Secondly, it’s been over a decade since the UN climate talks in Copenhagen, where the world’s richest countries – including the UK – agreed to spend $100bn a year on climate change finance, for adaptation and mitigation, by 2020. Despite some progress, and this target being a key goal of The Paris Agreement, the target is not being met, which is why it’s absolutely right that the UK Government has made delivering on this priority for the COP26 summit. The question of 0.7% sits alongside this global commitment, but given how important this target is for COP26, we call on the Chancellor of the Exchequer to make this ambition real and return to the Government’s 0.7% commitment without delay. The UK can – and should – take the lead to secure commitments towards climate finance from other world leaders.
As a member-owned business, we know that a better society requires a better way of doing business. When it comes to affordability and fiscal responsibility, we believe the 0.7% commitment is robust in its affordability given its alignment with GNI is built in.
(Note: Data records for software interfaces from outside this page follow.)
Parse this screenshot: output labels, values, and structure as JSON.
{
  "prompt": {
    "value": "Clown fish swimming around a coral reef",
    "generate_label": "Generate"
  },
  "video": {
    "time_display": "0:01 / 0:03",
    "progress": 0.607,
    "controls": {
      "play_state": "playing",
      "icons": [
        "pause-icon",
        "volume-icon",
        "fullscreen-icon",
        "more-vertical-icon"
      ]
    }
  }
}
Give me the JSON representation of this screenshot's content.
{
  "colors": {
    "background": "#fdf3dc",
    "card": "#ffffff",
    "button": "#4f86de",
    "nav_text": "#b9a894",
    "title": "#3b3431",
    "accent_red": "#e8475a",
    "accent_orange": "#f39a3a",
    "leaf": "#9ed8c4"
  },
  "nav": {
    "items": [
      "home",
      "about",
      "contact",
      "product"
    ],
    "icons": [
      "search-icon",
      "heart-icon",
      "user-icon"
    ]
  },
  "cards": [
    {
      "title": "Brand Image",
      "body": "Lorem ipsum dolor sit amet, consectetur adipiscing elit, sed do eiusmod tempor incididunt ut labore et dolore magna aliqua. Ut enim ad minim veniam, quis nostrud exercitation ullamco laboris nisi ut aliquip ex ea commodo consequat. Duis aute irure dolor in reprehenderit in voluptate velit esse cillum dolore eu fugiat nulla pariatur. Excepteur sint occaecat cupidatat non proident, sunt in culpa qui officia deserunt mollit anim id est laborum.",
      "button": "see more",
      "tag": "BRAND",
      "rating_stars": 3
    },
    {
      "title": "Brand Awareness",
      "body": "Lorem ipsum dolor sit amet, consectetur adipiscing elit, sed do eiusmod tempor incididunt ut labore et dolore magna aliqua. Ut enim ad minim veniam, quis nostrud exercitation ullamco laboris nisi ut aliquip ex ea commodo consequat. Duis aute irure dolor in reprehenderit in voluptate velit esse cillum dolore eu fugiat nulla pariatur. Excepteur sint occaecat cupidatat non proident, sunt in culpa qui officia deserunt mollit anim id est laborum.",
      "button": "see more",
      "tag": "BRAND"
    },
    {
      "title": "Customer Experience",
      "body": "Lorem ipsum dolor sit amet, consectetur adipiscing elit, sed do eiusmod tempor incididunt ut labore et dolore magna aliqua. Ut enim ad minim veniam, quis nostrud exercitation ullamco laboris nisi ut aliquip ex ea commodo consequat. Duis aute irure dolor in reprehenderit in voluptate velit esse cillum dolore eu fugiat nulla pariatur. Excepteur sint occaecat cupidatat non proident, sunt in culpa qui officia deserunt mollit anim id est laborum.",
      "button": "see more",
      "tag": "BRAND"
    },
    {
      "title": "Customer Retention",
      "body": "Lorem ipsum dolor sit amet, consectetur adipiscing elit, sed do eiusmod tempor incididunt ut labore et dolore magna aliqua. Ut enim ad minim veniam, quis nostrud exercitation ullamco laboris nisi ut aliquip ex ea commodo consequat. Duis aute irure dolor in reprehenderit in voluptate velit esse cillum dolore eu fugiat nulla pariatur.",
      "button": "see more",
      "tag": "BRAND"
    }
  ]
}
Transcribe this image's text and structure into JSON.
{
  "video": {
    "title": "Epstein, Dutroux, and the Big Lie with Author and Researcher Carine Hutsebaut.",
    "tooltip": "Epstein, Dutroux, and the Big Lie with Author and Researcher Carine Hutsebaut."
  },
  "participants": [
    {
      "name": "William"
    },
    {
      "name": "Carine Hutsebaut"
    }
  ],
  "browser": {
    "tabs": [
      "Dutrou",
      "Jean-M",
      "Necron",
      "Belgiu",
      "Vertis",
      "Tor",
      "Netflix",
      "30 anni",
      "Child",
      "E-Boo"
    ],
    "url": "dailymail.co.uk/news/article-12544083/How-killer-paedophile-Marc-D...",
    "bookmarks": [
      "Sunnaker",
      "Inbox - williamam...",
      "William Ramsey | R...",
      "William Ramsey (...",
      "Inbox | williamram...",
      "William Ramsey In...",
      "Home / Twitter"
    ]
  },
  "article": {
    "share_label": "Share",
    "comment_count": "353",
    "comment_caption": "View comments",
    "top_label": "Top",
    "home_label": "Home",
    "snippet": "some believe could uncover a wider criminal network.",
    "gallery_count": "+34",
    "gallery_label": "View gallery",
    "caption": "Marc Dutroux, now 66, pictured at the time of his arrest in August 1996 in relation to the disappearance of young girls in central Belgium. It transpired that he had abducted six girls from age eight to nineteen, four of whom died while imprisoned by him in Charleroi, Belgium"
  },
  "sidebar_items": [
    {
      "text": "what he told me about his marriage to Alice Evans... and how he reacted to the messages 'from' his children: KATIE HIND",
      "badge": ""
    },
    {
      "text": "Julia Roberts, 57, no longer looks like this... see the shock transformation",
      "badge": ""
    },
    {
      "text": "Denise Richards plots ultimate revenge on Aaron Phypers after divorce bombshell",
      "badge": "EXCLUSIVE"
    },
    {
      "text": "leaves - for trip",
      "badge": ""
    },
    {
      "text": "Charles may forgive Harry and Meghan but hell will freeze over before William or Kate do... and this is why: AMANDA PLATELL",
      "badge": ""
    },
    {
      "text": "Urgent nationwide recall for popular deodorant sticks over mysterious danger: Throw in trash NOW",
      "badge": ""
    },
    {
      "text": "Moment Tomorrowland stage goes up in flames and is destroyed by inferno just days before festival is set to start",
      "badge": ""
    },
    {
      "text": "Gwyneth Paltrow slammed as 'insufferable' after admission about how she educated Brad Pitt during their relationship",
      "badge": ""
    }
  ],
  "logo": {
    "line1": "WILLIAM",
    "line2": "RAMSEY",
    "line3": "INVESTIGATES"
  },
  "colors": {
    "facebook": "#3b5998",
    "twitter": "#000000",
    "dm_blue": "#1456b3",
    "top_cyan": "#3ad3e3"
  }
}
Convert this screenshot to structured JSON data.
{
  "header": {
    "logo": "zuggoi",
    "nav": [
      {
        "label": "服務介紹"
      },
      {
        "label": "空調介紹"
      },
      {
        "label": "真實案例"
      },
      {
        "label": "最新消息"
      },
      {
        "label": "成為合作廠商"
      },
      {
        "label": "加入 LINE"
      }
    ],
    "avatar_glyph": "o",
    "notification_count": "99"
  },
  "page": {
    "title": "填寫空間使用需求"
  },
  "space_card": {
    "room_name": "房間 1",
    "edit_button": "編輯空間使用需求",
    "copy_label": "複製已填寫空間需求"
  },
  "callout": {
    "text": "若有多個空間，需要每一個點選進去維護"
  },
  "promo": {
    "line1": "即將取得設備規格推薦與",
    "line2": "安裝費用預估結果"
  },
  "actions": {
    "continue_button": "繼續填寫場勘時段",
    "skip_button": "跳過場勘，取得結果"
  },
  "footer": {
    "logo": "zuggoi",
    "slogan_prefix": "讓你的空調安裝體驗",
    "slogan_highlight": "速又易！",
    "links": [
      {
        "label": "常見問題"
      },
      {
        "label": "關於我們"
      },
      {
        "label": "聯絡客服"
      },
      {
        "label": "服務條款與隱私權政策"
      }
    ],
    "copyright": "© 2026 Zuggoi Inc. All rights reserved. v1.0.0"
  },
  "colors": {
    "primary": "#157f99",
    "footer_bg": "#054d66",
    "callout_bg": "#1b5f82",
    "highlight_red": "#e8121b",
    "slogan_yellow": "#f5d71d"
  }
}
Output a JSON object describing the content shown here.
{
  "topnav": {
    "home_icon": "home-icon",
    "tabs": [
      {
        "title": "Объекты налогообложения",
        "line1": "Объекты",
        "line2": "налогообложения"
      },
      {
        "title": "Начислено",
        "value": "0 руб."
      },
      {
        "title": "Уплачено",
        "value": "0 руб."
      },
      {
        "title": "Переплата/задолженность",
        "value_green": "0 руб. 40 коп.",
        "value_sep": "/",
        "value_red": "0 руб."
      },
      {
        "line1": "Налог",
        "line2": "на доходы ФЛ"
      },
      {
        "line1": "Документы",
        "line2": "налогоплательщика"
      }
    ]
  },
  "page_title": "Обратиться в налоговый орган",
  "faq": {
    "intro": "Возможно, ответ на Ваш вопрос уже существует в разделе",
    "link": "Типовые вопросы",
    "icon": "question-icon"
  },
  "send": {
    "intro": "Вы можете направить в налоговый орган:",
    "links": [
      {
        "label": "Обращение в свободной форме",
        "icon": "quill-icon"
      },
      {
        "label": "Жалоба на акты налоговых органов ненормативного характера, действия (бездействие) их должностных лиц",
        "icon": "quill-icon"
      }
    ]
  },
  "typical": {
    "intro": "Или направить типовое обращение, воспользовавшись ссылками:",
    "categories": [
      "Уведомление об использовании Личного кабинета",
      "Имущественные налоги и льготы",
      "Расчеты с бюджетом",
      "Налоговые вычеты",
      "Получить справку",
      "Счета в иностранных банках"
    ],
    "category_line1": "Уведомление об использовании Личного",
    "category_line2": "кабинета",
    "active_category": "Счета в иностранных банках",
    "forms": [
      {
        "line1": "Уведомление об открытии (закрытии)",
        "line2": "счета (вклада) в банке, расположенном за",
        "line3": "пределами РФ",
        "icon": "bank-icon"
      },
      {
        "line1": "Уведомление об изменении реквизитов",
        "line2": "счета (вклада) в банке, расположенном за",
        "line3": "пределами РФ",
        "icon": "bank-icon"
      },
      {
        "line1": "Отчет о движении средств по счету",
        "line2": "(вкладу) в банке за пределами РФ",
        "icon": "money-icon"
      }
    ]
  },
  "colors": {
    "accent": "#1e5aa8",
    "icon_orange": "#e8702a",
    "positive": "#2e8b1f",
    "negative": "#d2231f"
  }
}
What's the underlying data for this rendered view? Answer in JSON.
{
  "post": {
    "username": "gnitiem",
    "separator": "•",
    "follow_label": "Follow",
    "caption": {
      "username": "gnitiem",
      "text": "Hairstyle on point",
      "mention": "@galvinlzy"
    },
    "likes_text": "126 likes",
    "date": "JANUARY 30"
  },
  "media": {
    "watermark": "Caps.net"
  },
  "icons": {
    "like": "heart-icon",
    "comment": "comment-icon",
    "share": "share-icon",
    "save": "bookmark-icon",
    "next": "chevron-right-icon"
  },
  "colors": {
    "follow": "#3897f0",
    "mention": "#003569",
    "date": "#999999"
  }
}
Here at the Co-op, we’re committed to investing above and beyond 0.7% of our pre-tax profit in international development projects, and it’s a principle we’re committed to upholding. In 2020, for example, we invested £3.3m internationally. This included projects such as water, hygiene and sanitation support in some of the world’s poorest communities through our partnerships with One Water and Water Unite, support for conservation and reforestation in Borneo in partnership with Chester Zoo, and provision of food parcels and PPE to 2,000 Fairtrade farmers and workers who produce our cocoa in Peru in partnership with our supplier ICAM Chocolate UK. Numerous additional projects include supporting our Fairtrade farmers with emergency relief, fighting deforestation in the Gola rainforest and funding renewable energy projects in India and Panama.
We’ve been investing in the communities that are a vital part in our global supply chains. Alongside our call for the UK Government to reinstate its commitment to 0.7%, we call on other businesses to review the that they can play in investing in local communities, specifically in climate finance for adaptation and mitigation. Doing so would recognise the urgency required to address UK consumption carbon emissions that originate abroad, and to give international co-operation a fighting chance to achieve a fairer world for people and the planet.